MSDE is providing this clarification on child care operating procedures in Maryland.  All parents are now eligible to access child care services. All child care providers may reopen, as long as they follow all health department protocols listed on the MSDE website and adhere to class size restrictions.  In order to reopen, providers must contact their licensing specialist and complete a Child Care Verification of Reopening form.
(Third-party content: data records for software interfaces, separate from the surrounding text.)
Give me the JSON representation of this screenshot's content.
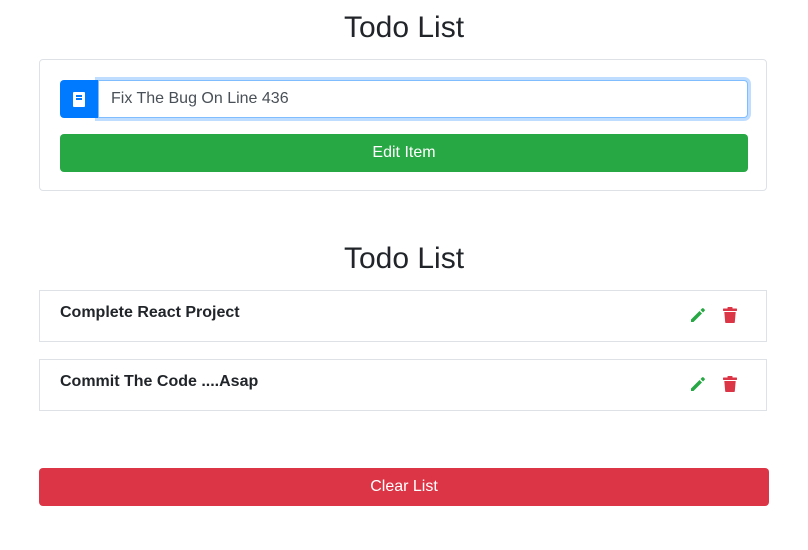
{
  "header": {
    "title": "Todo List"
  },
  "form": {
    "input_value": "Fix The Bug On Line 436",
    "input_icon": "book-icon",
    "submit_label": "Edit Item"
  },
  "list": {
    "title": "Todo List",
    "items": [
      {
        "label": "Complete React Project",
        "edit_icon": "pencil-icon",
        "delete_icon": "trash-icon"
      },
      {
        "label": "Commit The Code ....Asap",
        "edit_icon": "pencil-icon",
        "delete_icon": "trash-icon"
      }
    ],
    "clear_label": "Clear List"
  },
  "colors": {
    "primary": "#007bff",
    "success": "#28a745",
    "danger": "#dc3545"
  }
}
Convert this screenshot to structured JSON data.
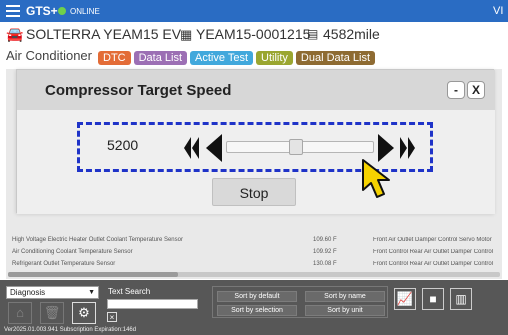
{
  "topbar": {
    "app_name": "GTS+",
    "status": "ONLINE",
    "corner": "VI"
  },
  "vehicle": {
    "model": "SOLTERRA YEAM15 EV",
    "id": "YEAM15-0001215",
    "mileage": "4582mile"
  },
  "breadcrumb": {
    "section": "Air Conditioner",
    "tabs": [
      {
        "label": "DTC"
      },
      {
        "label": "Data List"
      },
      {
        "label": "Active Test"
      },
      {
        "label": "Utility"
      },
      {
        "label": "Dual Data List"
      }
    ]
  },
  "modal": {
    "title": "Compressor Target Speed",
    "minimize": "-",
    "close": "X",
    "value": "5200",
    "stop_label": "Stop"
  },
  "table": {
    "rows": [
      {
        "name": "High Voltage Electric Heater Outlet Coolant Temperature Sensor",
        "value": "109.60 F",
        "other": "Front Air Outlet Damper Control Servo Motor"
      },
      {
        "name": "Air Conditioning Coolant Temperature Sensor",
        "value": "109.92 F",
        "other": "Front Control Rear Air Outlet Damper Control"
      },
      {
        "name": "Refrigerant Outlet Temperature Sensor",
        "value": "130.08 F",
        "other": "Front Control Rear Air Outlet Damper Control"
      }
    ]
  },
  "footer": {
    "dropdown_value": "Diagnosis",
    "text_search_label": "Text Search",
    "sort_default": "Sort by default",
    "sort_name": "Sort by name",
    "sort_selection": "Sort by selection",
    "sort_unit": "Sort by unit",
    "version": "Ver2025.01.003.941 Subscription Expiration:146d"
  }
}
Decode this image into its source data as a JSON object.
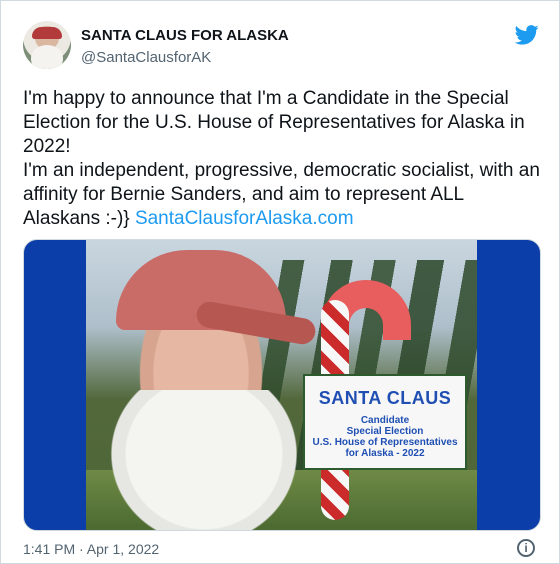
{
  "author": {
    "name": "SANTA CLAUS FOR ALASKA",
    "handle": "@SantaClausforAK"
  },
  "tweet": {
    "line1": "I'm happy to announce that I'm a Candidate in the Special Election for the U.S. House of Representatives for Alaska in 2022!",
    "line2_prefix": "I'm an independent, progressive, democratic socialist, with an affinity for Bernie Sanders, and aim to represent ALL Alaskans :-)} ",
    "link": "SantaClausforAlaska.com"
  },
  "media": {
    "sign_title": "SANTA CLAUS",
    "sign_line1": "Candidate",
    "sign_line2": "Special Election",
    "sign_line3": "U.S. House of Representatives",
    "sign_line4": "for Alaska - 2022"
  },
  "meta": {
    "timestamp": "1:41 PM · Apr 1, 2022",
    "info_icon_label": "i"
  },
  "icons": {
    "brand": "twitter-icon",
    "info": "info-icon"
  },
  "colors": {
    "link": "#1d9bf0",
    "twitter_blue": "#1d9bf0",
    "media_bg": "#0b3ea9"
  }
}
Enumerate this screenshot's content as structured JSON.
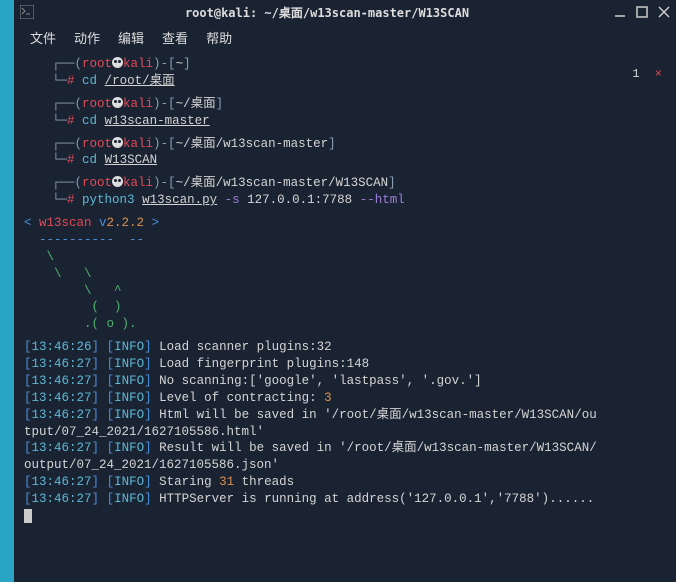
{
  "titlebar": {
    "title": "root@kali: ~/桌面/w13scan-master/W13SCAN"
  },
  "menubar": {
    "file": "文件",
    "actions": "动作",
    "edit": "编辑",
    "view": "查看",
    "help": "帮助"
  },
  "tab_indicator": {
    "num": "1",
    "close": "×"
  },
  "prompts": [
    {
      "user": "root",
      "host": "kali",
      "path": "~",
      "cmd_prefix": "cd",
      "cmd_arg": "/root/桌面"
    },
    {
      "user": "root",
      "host": "kali",
      "path": "~/桌面",
      "cmd_prefix": "cd",
      "cmd_arg": "w13scan-master"
    },
    {
      "user": "root",
      "host": "kali",
      "path": "~/桌面/w13scan-master",
      "cmd_prefix": "cd",
      "cmd_arg": "W13SCAN"
    },
    {
      "user": "root",
      "host": "kali",
      "path": "~/桌面/w13scan-master/W13SCAN",
      "cmd_prefix": "python3",
      "cmd_arg": "w13scan.py",
      "flag1": "-s",
      "flag1_arg": "127.0.0.1:7788",
      "flag2": "--html"
    }
  ],
  "banner": {
    "line1_a": "< ",
    "line1_b": "w13scan",
    "line1_c": " v",
    "line1_d": "2.2.2",
    "line1_e": " >",
    "line2": "  ----------  --",
    "art1": "   \\",
    "art2": "    \\   \\",
    "art3": "        \\   ^",
    "art4": "         (  )",
    "art5": "        .( o )."
  },
  "logs": [
    {
      "time": "13:46:26",
      "level": "INFO",
      "msg_a": "Load scanner plugins:32"
    },
    {
      "time": "13:46:27",
      "level": "INFO",
      "msg_a": "Load fingerprint plugins:148"
    },
    {
      "time": "13:46:27",
      "level": "INFO",
      "msg_a": "No scanning:['google', 'lastpass', '.gov.']"
    },
    {
      "time": "13:46:27",
      "level": "INFO",
      "msg_a": "Level of contracting: ",
      "msg_num": "3"
    },
    {
      "time": "13:46:27",
      "level": "INFO",
      "msg_a": "Html will be saved in '/root/桌面/w13scan-master/W13SCAN/ou",
      "msg_b": "tput/07_24_2021/1627105586.html'"
    },
    {
      "time": "13:46:27",
      "level": "INFO",
      "msg_a": "Result will be saved in '/root/桌面/w13scan-master/W13SCAN/",
      "msg_b": "output/07_24_2021/1627105586.json'"
    },
    {
      "time": "13:46:27",
      "level": "INFO",
      "msg_a": "Staring ",
      "msg_num": "31",
      "msg_c": " threads"
    },
    {
      "time": "13:46:27",
      "level": "INFO",
      "msg_a": "HTTPServer is running at address('127.0.0.1','7788')......"
    }
  ]
}
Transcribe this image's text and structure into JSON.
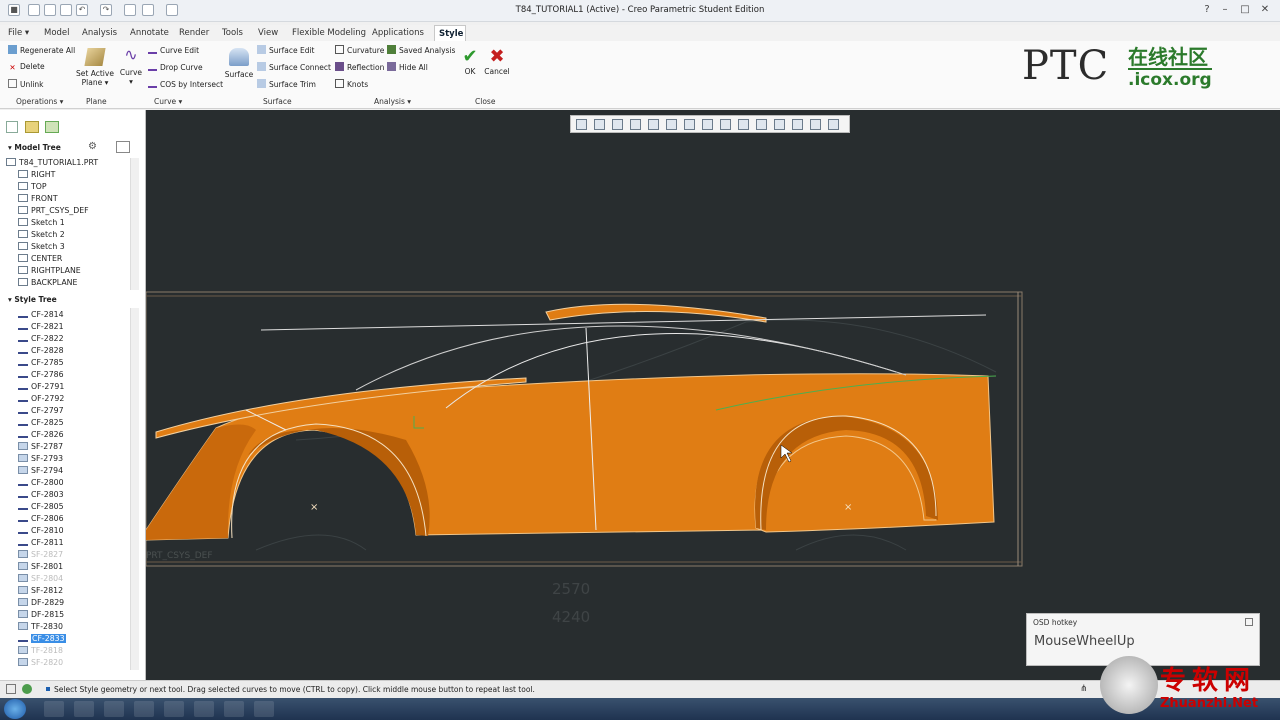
{
  "window": {
    "title": "T84_TUTORIAL1 (Active) - Creo Parametric Student Edition"
  },
  "menu": {
    "tabs": [
      "File",
      "Model",
      "Analysis",
      "Annotate",
      "Render",
      "Tools",
      "View",
      "Flexible Modeling",
      "Applications",
      "Style"
    ],
    "active": "Style"
  },
  "ribbon": {
    "operations": [
      "Regenerate All",
      "Delete",
      "Unlink"
    ],
    "set_active_plane": "Set Active Plane",
    "curve": "Curve",
    "curve_tools": [
      "Curve Edit",
      "Drop Curve",
      "COS by Intersect"
    ],
    "surface": "Surface",
    "surface_tools": [
      "Surface Edit",
      "Surface Connect",
      "Surface Trim"
    ],
    "analysis_tools": [
      "Curvature",
      "Reflection",
      "Knots"
    ],
    "analysis_tools2": [
      "Saved Analysis",
      "Hide All"
    ],
    "ok": "OK",
    "cancel": "Cancel",
    "groups": [
      "Operations",
      "Plane",
      "Curve",
      "Surface",
      "Analysis",
      "Close"
    ]
  },
  "logo": {
    "brand": "PTC",
    "cn": "在线社区",
    "url": ".icox.org"
  },
  "model_tree": {
    "title": "Model Tree",
    "items": [
      "T84_TUTORIAL1.PRT",
      "RIGHT",
      "TOP",
      "FRONT",
      "PRT_CSYS_DEF",
      "Sketch 1",
      "Sketch 2",
      "Sketch 3",
      "CENTER",
      "RIGHTPLANE",
      "BACKPLANE"
    ]
  },
  "style_tree": {
    "title": "Style Tree",
    "items": [
      "CF-2814",
      "CF-2821",
      "CF-2822",
      "CF-2828",
      "CF-2785",
      "CF-2786",
      "OF-2791",
      "OF-2792",
      "CF-2797",
      "CF-2825",
      "CF-2826",
      "SF-2787",
      "SF-2793",
      "SF-2794",
      "CF-2800",
      "CF-2803",
      "CF-2805",
      "CF-2806",
      "CF-2810",
      "CF-2811",
      "SF-2827",
      "SF-2801",
      "SF-2804",
      "SF-2812",
      "DF-2829",
      "DF-2815",
      "TF-2830",
      "CF-2833",
      "TF-2818",
      "SF-2820"
    ],
    "dim_items": [
      "SF-2827",
      "SF-2804",
      "TF-2818",
      "SF-2820"
    ],
    "selected": "CF-2833"
  },
  "viewport": {
    "csys_label": "PRT_CSYS_DEF",
    "dim1": "2570",
    "dim2": "4240",
    "colors": {
      "body": "#e07d14",
      "body_dark": "#b85f08",
      "bg": "#282d2f"
    }
  },
  "osd": {
    "title": "OSD hotkey",
    "value": "MouseWheelUp"
  },
  "status": {
    "text": "Select Style geometry or next tool. Drag selected curves to move (CTRL to copy). Click middle mouse button to repeat last tool."
  },
  "watermark": {
    "cn": "专软网",
    "url": "Zhuanzhi.Net"
  }
}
Class sizes in child care centers are now expanded to a maximum of 15 individuals per classroom with a ratio of no more than 1:14 for three and four year-olds. This is a temporary relaxing of the regulations. Family child care programs are limited to no more than 8 children at one time and no more than 15 persons total including residents.  Family child care programs may serve different children on different days. They may also serve up to 8 children at one time in the evening and on weekends. All child care programs must continue to adhere to group size allowed for by age in licensing regulations.

Please continue to review our FAQs and resources on our website here.

Thank you for your continued service as essential persons providing child care for Maryland’s families.



Talking with children about Coronavirus Disease 2019: Messages for parents, school staff, and others working with children

Questions and Answers on Providing Services to Children with Disabilities During the COVID-19 Outbreak 

Classroom Resources for Teachers, Parents, and Kids at Home

 Learning Language Every Day: Activities for Families/Aprendiendo lenguaje todos los días: Actividades para familias

Coronavirus (COVID-19) Information for Businesses

Visit the Maryland Business Express for information on managing your business during the Coronavirus outbreak and aid opportunities. Topics include:

  • Employer & Worker Assistance
  • Financial Assistance & Taxes
  • Licensing & Permitting
  • Enforcement

Branch News & Updates